No. 9 Tennessee 75, Middle Tennessee 54
Tyler Smith knew J.P. Prince was ready for a breakout game after watching him hit jumpers during the shootaround.
Prince followed through by scoring a season-high 17 points Friday night, and No. 9 Tennessee showed off its depth in beating Middle Tennessee 75-54 in the first game of the Sun Belt Classic doubleheader. It was a nice turnaround for the senior guard, who hadn't scored more than eight in a game this season and found himself coming off the bench.
``It was great to see him come out and play with confidence, play effectively at both ends of the floor,'' Tennessee coach Bruce Pearl said.
``I'd like to see him get on the boards some, but I was really happy for J.P. He just hasn't been as productive. It's been talked about a little bit, was written about a little bit. It was all fair and right. We've been talking about it, and so he'll feel better about himself now.''
Prince didn't grab a single rebound, but he proved he had found his shooting stroke. He hit 6 of 8 from the floor, was 4 of 5 from the foul line, blocked a shot and had a couple steals.
``He had a good workout this morning,'' Smith said.
His play helped on a night when leading scorer Scotty Hopson was held to one point, well under his 15.7 average coming in. He missed all three of his shots.
Tyler Smith also sat out about the last 10 minutes after twisting an ankle.
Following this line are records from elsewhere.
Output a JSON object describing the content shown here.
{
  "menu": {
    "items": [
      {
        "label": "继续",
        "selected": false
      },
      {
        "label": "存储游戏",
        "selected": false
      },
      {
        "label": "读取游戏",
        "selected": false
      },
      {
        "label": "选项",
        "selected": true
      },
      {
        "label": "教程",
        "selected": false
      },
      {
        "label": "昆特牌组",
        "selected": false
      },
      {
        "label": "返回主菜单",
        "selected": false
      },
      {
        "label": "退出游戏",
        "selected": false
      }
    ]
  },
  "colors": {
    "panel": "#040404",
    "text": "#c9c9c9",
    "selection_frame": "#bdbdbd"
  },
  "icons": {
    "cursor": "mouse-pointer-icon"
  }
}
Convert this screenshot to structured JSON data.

The Vols (7-1) hadn't played since downing East Tennessee State on Dec. 2, and the nine-day layoff led to some sloppy play. The ugliest came when Wayne Chism clanked his one-handed dunk attempt off the right rim in the second half. Bobby Maze added 12 points for Tennessee, which shot 50 percent (27-of-54) for the game.
``It was a workmanlike game,'' Pearl said.
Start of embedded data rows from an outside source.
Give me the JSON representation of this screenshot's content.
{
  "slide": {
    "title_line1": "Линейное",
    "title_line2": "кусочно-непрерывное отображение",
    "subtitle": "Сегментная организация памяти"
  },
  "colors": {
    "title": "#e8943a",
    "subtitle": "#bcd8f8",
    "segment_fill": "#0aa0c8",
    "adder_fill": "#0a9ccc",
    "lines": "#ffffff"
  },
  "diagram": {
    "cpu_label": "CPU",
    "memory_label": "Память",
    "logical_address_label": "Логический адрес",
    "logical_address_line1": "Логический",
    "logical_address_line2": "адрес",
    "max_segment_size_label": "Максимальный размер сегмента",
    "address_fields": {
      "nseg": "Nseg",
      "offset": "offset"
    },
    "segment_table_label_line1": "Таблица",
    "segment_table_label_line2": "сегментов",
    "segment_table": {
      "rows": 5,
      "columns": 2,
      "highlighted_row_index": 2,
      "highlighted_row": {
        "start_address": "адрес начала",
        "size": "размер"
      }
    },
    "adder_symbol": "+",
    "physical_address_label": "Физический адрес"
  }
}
Vanderbilt played Western Kentucky in the second game pitting two Sun Belt teams against Tennessee's two Southeastern Conference members.
Middle Tennessee (3-6) lost its third straight overall and eighth consecutive in the series. Desmond Yates led the Blue Raiders with a game-high 26 points, and James Washington had 11.
Tennessee took the lead for good on Cameron Tatum's 3-pointer less than 3 minutes into the game. The Vols led 37-30 at halftime and pushed it to as much as 22 in the second half, when Prince beat the shot clock with a 3-pointer to make it 68-46 with 5:36 left.
Pearl credited the Vols' press with wearing down Middle Tennessee, even though the Blue Raiders only turned it over 12 times.
Blue Raiders coach Kermit Davis denied the press affected his team that much, instead pointing to four of his top six scorers struggling.
``And I can only think of two bad shots,'' Davis said.
Middle Tennessee led only once off Yates' layup in the first minute, and his layup moments later tied it at 4. But he was the only player to score for the Blue Raiders until Washington hit a 3-pointer with 13:08 left.
By then, six different Vols had scored.
Yates hit five of his first six shots, and his 3-pointer with 14:19 remaining pulled the Blue Raiders within 13-11. He hit a jumper midway through the half to make it 19-16, before Tennessee scored seven straight points capped by a three-point play by Prince to give the Vols' their first double-digit lead.
That was part of a 15-4 spurt, with Maze's 3 giving Tennessee its biggest lead of the half at 34-20 with 4:19 left.
The Vols picked up some needless fouls, sending Washington to the line. He made 4 of 5 shots, and Trevor Ottley's bucket just before halftime pulled the Blue Raiders within 37-30.
Middle Tennessee got a technical foul in the final minute for trying to call a time-out when the Blue Raiders didn't have any.